In the U.S., the number of people aged 65 or older is expected to more than double in the coming decades, from 46 million to 98 million. And all of these older people will at some point most likely face one or more health crises. From chronic disease to mobility issues, many of the aging […]
In the U.S., the number of people aged 65 or older is expected to more than double in the coming decades, from 46 million to 98 million. And all of these older people will at some point most likely face one or more health crises. From chronic disease to mobility issues, many of the aging population will need help with everyday tasks, taking medications, and staying as safe and healthy as possible.
While some of these people will get professional help from trained home health aides, a good majority of them will be helped by family members. Currently it is estimated that there are over 34 million unpaid caregivers providing support to their elderly loved ones. Many of these loved ones have their own family to support and work outside of the home. In other words, they already have their hands full and now have the extra “burden” of caring for their elderly parent.
What is Caregiver Burnout?
Caregiver burnout happens when a person has become physically, emotionally, and mentally exhausted from the stress and burden of caring for a sick or aging loved one. These people often feel completely alone, unsupported and unappreciated.
Being so busy raising their own family, working and taking care of others, they often have no time to give to their own needs. They don’t take care of themselves and find they often feel depressed, anxious, and have trouble eating and sleeping.

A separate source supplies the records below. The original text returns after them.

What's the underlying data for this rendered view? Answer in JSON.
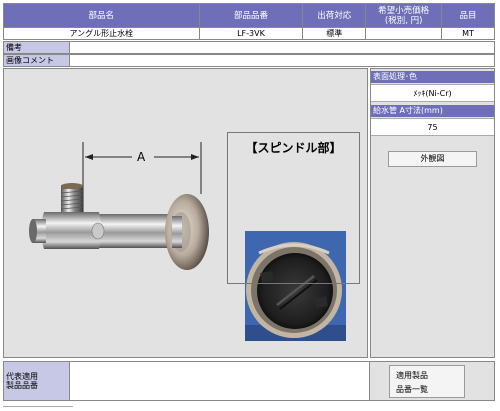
{
  "header": {
    "col_part_name": "部品名",
    "col_part_number": "部品品番",
    "col_shipping": "出荷対応",
    "col_price": "希望小売価格\n(税別, 円)",
    "col_item": "品目"
  },
  "part": {
    "name": "アングル形止水栓",
    "number": "LF-3VK",
    "shipping": "標準",
    "price": "",
    "item": "MT"
  },
  "notes": {
    "remarks_label": "備考",
    "remarks_value": "",
    "image_comment_label": "画像コメント",
    "image_comment_value": ""
  },
  "image": {
    "dimension_label": "A",
    "spindle_label": "【スピンドル部】"
  },
  "specs": {
    "surface_label": "表面処理･色",
    "surface_value": "ﾒｯｷ(Ni-Cr)",
    "supply_pipe_label": "給水管 A寸法(mm)",
    "supply_pipe_value": "75"
  },
  "buttons": {
    "exterior_view": "外観図",
    "applicable_products_line1": "適用製品",
    "applicable_products_line2": "品番一覧"
  },
  "footer": {
    "representative_label_line1": "代表適用",
    "representative_label_line2": "製品品番",
    "representative_value": ""
  },
  "colors": {
    "header_bg": "#6f6fb9",
    "label_bg": "#c7c7e6",
    "panel_bg": "#e2e2e2"
  }
}
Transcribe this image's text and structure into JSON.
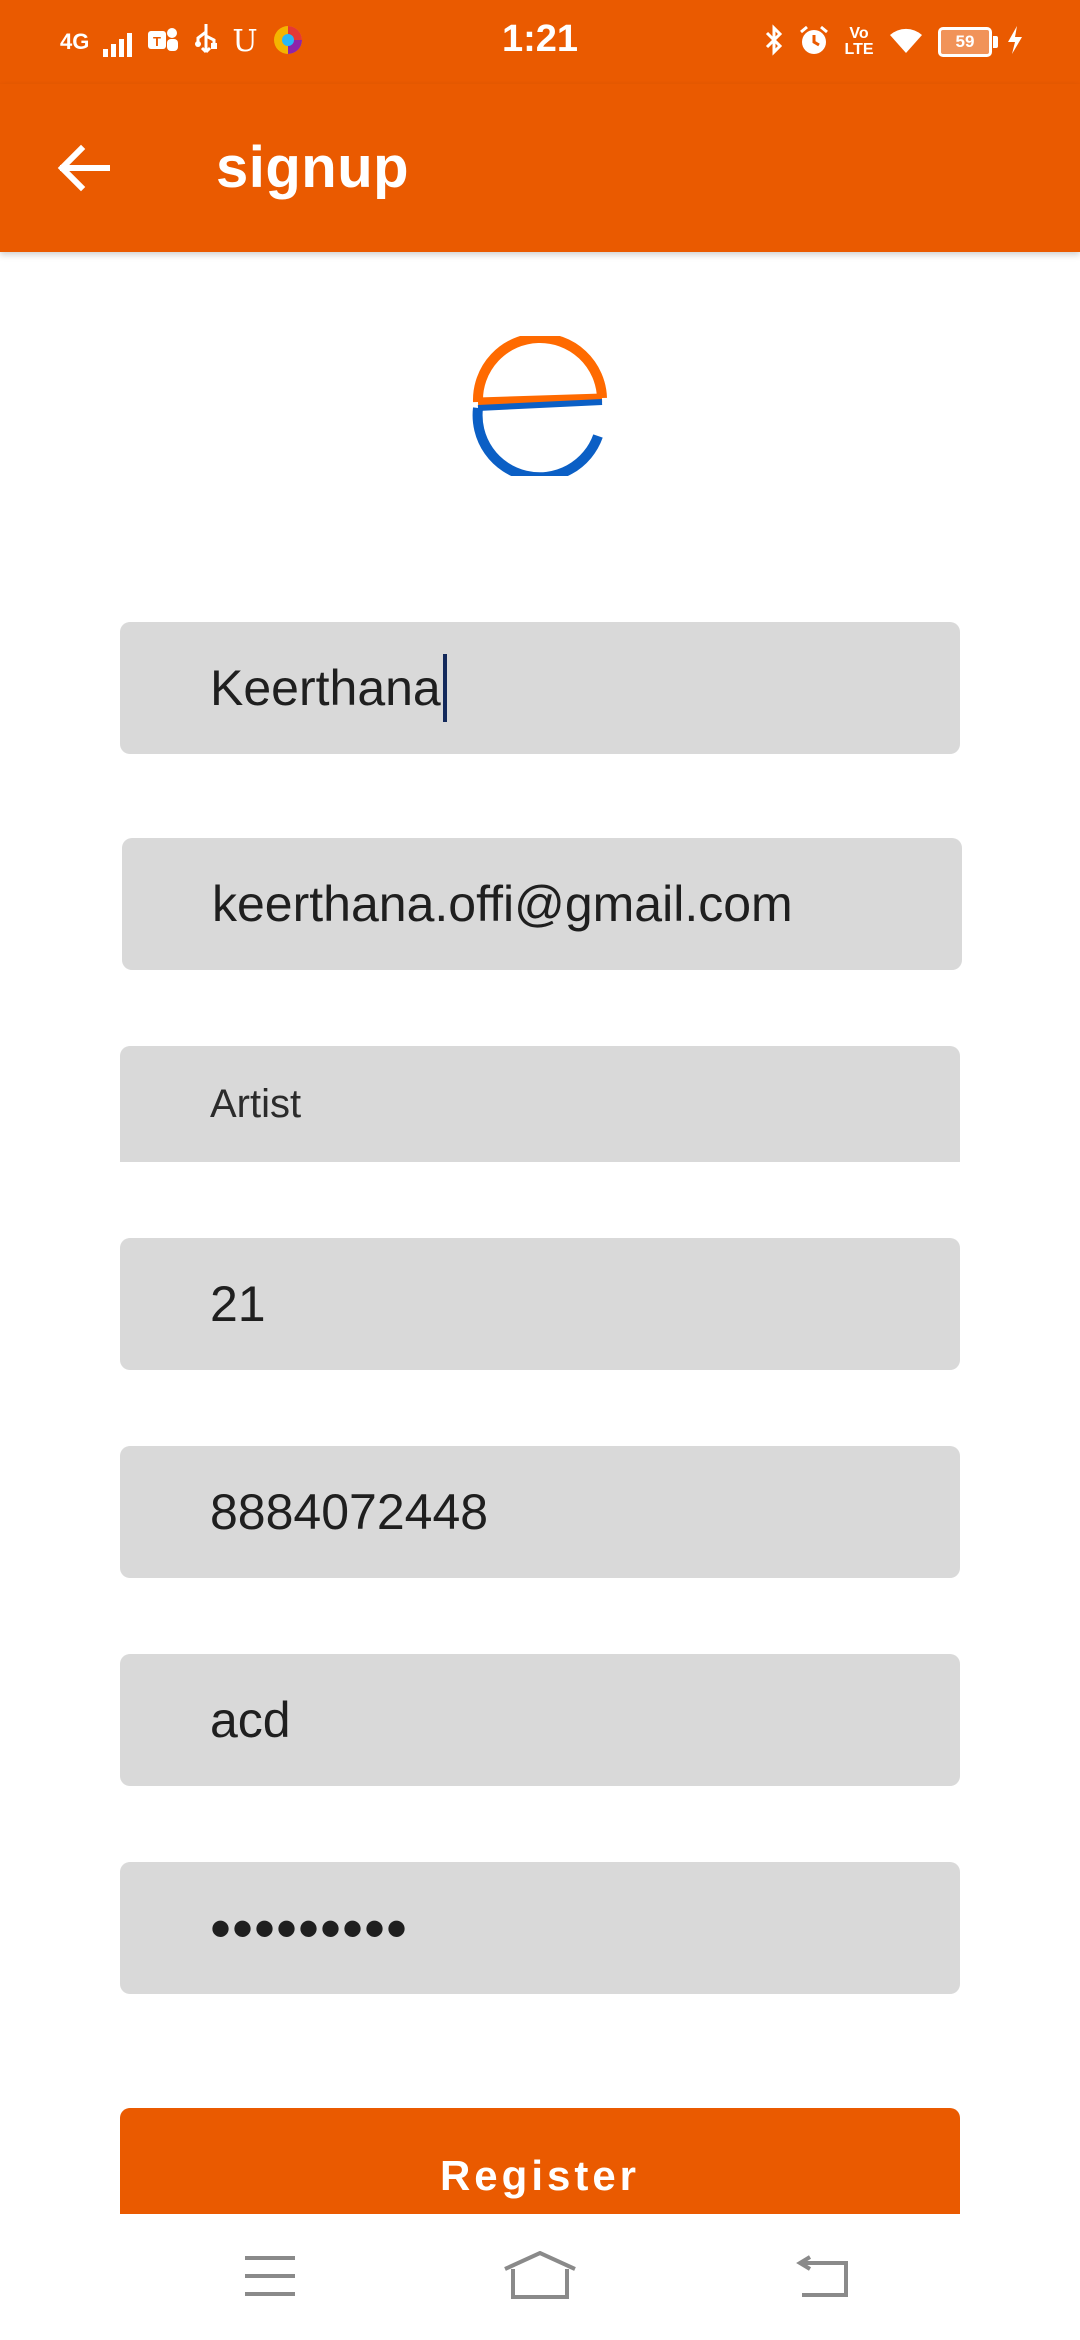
{
  "status_bar": {
    "network": "4G",
    "carrier_glyph": "U",
    "time": "1:21",
    "volte": "Vo LTE",
    "battery": "59",
    "icons": [
      "signal-icon",
      "teams-icon",
      "usb-icon",
      "u-app-icon",
      "app-icon",
      "bluetooth-icon",
      "alarm-icon",
      "volte-icon",
      "wifi-icon",
      "battery-icon",
      "charging-icon"
    ]
  },
  "app_bar": {
    "title": "signup",
    "back_icon": "arrow-back-icon"
  },
  "colors": {
    "primary": "#ea5a00",
    "field_bg": "#d9d9d9",
    "logo_orange": "#ff6a00",
    "logo_blue": "#0b5fc5"
  },
  "form": {
    "name": "Keerthana",
    "email": "keerthana.offi@gmail.com",
    "role": "Artist",
    "age": "21",
    "phone": "8884072448",
    "address": "acd",
    "password": "•••••••••"
  },
  "register_button": {
    "label": "Register"
  },
  "nav_bar": {
    "icons": [
      "menu-icon",
      "home-icon",
      "back-icon"
    ]
  }
}
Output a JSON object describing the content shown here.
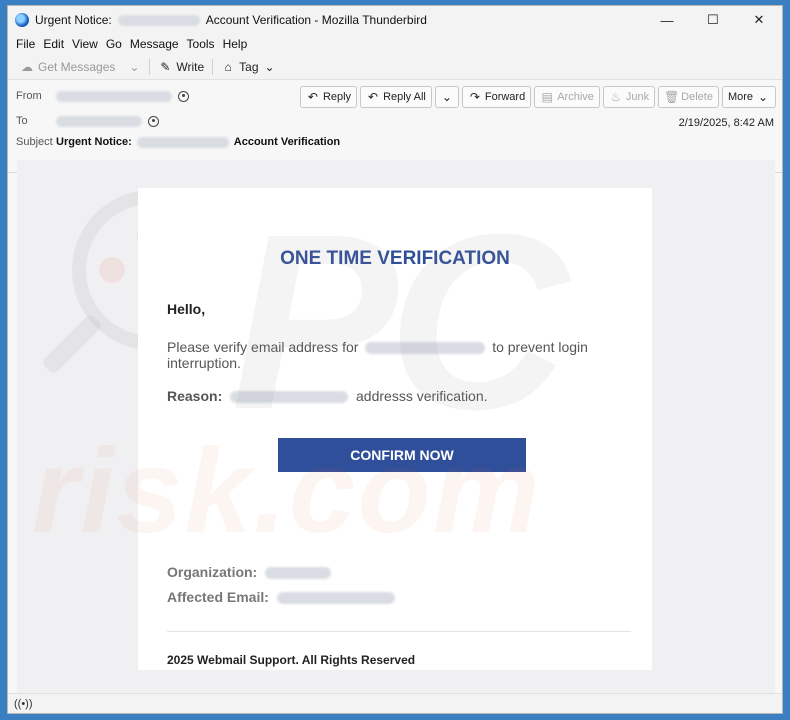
{
  "window": {
    "title_prefix": "Urgent Notice:",
    "title_suffix": "Account Verification - Mozilla Thunderbird",
    "minimize": "—",
    "maximize": "☐",
    "close": "✕"
  },
  "menu": [
    "File",
    "Edit",
    "View",
    "Go",
    "Message",
    "Tools",
    "Help"
  ],
  "toolbar": {
    "get_messages": "Get Messages",
    "write": "Write",
    "tag": "Tag"
  },
  "header": {
    "from_label": "From",
    "to_label": "To",
    "subject_label": "Subject",
    "subject_prefix": "Urgent Notice:",
    "subject_suffix": "Account Verification",
    "date": "2/19/2025, 8:42 AM",
    "actions": {
      "reply": "Reply",
      "reply_all": "Reply All",
      "forward": "Forward",
      "archive": "Archive",
      "junk": "Junk",
      "delete": "Delete",
      "more": "More"
    }
  },
  "email": {
    "title": "ONE TIME VERIFICATION",
    "greeting": "Hello,",
    "para_before": "Please verify email address for",
    "para_after": "to prevent login interruption.",
    "reason_label": "Reason:",
    "reason_after": "addresss verification.",
    "button": "CONFIRM NOW",
    "org_label": "Organization:",
    "affected_label": "Affected Email:",
    "footer": "2025 Webmail Support. All Rights Reserved"
  },
  "watermark": {
    "pc": "PC",
    "risk": "risk.com"
  },
  "status": {
    "icon": "((•))"
  }
}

Most caregivers will experience caregiver burnout at some point. If this happens and the person does not find help, they can no longer provide good care to their loved ones.
It’s Important for Caregivers to Seek Help
Beyond showing themselves more kindness, compassion and care, it is important that caregivers seek mental and emotional help. A therapist can help caregivers navigate the overwhelming emotions that are a result of taking on someone else’s problems and emotional, physical pain.
The truth is, trying to do everything yourself is what got you into the state you find yourself in. Get someone in your corner and share your burden. This will help you breathe, feel better, and get your strength back.
If you are a caregiver experiencing burnout and would like to speak with someone, please reach out to me. I would be more than happy to discuss how I may be able to help you.